» GIVEN DATA

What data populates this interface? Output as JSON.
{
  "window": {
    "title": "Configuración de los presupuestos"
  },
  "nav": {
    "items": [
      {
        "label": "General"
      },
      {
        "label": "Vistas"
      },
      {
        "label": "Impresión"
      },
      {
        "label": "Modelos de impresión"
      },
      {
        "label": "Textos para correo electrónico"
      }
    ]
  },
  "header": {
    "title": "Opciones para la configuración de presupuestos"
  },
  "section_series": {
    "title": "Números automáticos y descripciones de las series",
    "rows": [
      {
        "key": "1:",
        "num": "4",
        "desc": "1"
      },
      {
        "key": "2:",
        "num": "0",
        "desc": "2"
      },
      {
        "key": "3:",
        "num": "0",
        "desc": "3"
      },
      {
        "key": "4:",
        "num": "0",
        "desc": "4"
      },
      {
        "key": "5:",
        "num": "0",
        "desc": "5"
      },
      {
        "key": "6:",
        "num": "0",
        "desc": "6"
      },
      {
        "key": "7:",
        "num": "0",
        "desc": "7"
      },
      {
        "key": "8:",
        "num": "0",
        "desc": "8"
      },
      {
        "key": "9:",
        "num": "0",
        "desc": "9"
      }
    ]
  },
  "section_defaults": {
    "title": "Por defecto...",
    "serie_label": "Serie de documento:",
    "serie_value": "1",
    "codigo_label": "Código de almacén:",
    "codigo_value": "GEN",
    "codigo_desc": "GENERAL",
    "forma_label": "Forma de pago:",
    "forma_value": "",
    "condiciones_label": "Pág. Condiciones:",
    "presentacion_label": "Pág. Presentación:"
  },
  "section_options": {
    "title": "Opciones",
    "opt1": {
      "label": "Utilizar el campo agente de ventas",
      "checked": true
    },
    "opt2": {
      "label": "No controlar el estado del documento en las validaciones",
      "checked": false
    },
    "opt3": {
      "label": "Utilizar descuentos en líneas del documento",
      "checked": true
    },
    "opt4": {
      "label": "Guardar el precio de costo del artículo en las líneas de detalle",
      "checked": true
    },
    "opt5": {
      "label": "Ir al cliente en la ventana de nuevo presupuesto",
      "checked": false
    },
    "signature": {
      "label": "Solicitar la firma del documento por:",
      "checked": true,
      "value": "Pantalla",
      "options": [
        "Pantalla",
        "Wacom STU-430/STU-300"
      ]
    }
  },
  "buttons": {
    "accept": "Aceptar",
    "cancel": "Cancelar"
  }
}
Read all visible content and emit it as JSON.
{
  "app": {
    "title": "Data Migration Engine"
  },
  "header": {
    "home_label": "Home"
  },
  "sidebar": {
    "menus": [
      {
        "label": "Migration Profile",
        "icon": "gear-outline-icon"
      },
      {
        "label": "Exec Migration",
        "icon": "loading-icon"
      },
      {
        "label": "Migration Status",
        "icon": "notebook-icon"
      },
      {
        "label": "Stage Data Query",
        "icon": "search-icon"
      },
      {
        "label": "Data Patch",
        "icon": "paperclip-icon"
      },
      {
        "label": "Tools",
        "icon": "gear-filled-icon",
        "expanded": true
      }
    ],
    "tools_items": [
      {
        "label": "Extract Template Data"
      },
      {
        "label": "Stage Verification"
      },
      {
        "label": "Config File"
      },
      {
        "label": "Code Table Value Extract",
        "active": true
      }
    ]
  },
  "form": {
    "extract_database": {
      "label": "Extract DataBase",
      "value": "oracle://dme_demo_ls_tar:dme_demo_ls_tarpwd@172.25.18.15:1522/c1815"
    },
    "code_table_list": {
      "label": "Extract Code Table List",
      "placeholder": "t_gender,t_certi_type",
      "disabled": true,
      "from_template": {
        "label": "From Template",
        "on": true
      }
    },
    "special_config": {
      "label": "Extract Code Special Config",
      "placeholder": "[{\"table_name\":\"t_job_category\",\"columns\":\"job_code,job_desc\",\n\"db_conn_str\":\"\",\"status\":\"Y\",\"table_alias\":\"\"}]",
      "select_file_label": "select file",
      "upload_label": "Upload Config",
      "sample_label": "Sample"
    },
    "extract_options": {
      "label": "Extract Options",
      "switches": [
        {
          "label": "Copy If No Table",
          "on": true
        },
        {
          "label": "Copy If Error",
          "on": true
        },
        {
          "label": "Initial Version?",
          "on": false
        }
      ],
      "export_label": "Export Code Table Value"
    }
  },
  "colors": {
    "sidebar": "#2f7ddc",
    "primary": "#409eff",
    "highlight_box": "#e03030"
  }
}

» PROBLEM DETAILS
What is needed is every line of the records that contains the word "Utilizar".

» EXERCISE ANSWER
      "label": "Utilizar el campo agente de ventas",
      "label": "Utilizar descuentos en líneas del documento",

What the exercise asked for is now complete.